Friday, July 30, 2010


The lure of the river was too much to resist. I was back again last night, choosing to fish beyond the beach, and yet again having to batter down the balsam to make myself comfortable. The river was slower and clearer still. The sky clouded and a stiff breeze blowing from the south west - although the bank behind me provided shelter and the tops of the trees on the wooded bank being my only indication of it.

As there was still some feeder mix left from Monday that was to be my approach again. This time I'd left the big feeders behind (along with the umbrella to keep the weight down) and topped up with 2oz Korum cage feeders.

It didn't take long for something to find my baits. The rod tips indicating all manner of twitches and pulls. In the shallow margins small fish were feeding and flashing. Putting the binoculars into action the larger ones looked like small chub, the others could have been minnows.
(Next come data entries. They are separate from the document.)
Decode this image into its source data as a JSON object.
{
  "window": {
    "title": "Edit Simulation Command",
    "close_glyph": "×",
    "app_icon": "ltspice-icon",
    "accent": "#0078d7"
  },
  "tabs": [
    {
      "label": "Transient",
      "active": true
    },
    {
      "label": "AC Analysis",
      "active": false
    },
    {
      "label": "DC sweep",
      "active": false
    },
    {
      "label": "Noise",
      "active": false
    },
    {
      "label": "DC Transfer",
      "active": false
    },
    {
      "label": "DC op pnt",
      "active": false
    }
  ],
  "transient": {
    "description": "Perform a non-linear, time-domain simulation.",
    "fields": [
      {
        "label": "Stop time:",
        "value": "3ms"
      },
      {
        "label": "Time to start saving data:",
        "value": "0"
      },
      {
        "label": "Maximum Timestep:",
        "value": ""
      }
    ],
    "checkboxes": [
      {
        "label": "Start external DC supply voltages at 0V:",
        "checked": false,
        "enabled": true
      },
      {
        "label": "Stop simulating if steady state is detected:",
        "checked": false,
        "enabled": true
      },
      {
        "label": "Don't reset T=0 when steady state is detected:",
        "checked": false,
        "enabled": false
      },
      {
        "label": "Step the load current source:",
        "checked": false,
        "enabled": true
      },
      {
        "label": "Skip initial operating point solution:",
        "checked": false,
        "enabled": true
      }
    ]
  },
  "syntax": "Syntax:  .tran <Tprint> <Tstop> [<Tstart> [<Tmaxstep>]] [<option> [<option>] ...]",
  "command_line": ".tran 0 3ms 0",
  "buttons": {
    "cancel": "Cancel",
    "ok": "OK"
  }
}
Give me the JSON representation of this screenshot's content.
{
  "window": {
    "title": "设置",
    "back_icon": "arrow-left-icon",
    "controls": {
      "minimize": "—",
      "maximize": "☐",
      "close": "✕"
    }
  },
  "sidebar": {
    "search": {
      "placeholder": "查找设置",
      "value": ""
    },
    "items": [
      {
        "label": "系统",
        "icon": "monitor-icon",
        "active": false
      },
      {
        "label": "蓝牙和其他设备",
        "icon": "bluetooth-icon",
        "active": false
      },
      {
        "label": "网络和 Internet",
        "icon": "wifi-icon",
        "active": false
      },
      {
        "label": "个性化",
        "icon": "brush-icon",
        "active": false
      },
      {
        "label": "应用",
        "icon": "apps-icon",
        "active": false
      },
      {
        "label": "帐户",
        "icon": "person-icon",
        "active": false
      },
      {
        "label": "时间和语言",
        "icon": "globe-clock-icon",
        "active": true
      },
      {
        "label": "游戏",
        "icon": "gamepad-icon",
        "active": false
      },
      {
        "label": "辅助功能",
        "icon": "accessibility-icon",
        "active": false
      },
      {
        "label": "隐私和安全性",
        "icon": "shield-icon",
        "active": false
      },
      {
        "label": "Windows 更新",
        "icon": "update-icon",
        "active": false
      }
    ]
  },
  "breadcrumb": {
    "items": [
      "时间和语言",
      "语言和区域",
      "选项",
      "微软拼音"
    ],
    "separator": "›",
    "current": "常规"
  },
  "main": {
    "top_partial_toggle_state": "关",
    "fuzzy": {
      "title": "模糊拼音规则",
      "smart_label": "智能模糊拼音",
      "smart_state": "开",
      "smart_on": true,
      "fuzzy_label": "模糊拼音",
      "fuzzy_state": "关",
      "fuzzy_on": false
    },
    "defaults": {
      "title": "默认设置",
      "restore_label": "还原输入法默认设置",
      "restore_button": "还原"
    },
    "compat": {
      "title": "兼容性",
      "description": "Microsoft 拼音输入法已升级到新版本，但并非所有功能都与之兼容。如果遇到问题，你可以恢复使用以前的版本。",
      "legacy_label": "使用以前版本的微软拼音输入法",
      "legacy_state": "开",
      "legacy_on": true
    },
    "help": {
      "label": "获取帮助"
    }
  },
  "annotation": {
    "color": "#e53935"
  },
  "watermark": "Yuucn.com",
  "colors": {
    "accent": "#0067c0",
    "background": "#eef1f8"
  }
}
I threw in a couple of boilies and some feeder mix and they homed in on it immediately.

Swifts and martins were soaring high above the trees, two herons flew across the river  towards the next bend upstream. The valley was at peace with itself. The air temperature was a little lower than Monday, and as the sun set the air cooled further. I stood up to wind a rod in for a pre-dark recast and saw two herons on the upstream end of the beach. They must have sneaked up river from behind me. One flew away as soon as it saw me rise above the balsam. The other eyed me with suspicion for a few seconds before doing likewise. Slugs were around in the vegetation as was a caterpillar of some sort.

I had to photograph something to brighten the blog!

This swim is one I've fished before and had a couple of nice fish from, but it's not one I've caught numbers of fish from. The plucks and taps continued after dark. I wasn't too concerned by the lack of barbel action.

As it grew darker so the clouds closed up and the temperature rose again. The fleece I had put on earlier was almost superfluous. At ten to eleven the upstream rod, which was fishing nearer the middle of the river than the far bank in order to avoid the tackle grabbing snags, came alive. As soon as I bent into the fish I had the feeling it was foulhooked. It had that same inert feel the foulhooked fish on Monday gave me. Sure enough, the hook was well outside the mouth. Some years ago I had a spate of this happening, but after adding the intermediate swivel to my hooklinks foulhooked fish had been notable for their non-appearance. Maybe an odd one each season. Without changing my rigs I've had two in two sessions. I can only put this down to the combination of low flows and swimfeeders.

I say this because my rigs have been tangling more frequently, too. Not often enough to worry about, but far more than is normal. What I think is happening is that the hook/bait is settling directly on, or very close to, the feeder. This is likely to cause tangles if the hooklink drops onto the feeder. And it might also cause the hooklink to loop up off the river bed, thereby creating a situation where a barbel could catch the line and drag the hook into a fin. Pure conjecture, but in stronger flows with a bag of pellets on the hook I know that the hooklink straightens out downstream of the lead, because I've watched it doing so in shallow water. If the Ribble wasn't so rocky I could solve the problem by drawing the feeder towards me as it settles. Only doing that has a tendency to drag it into a snag. Back to the bags.

The next hour and a half was spent listening to a tawny owl, and making squeaking noises back at it. The owl responded when I got the sound right. The taps and rattles continued sporadically, with the occasional 'bat bite' in between, but nothing more positive.

I removed my fleece for the walk back to the car after writing off a complete rig when winding in the final bait. Maybe I'd dragged that one back when it settled...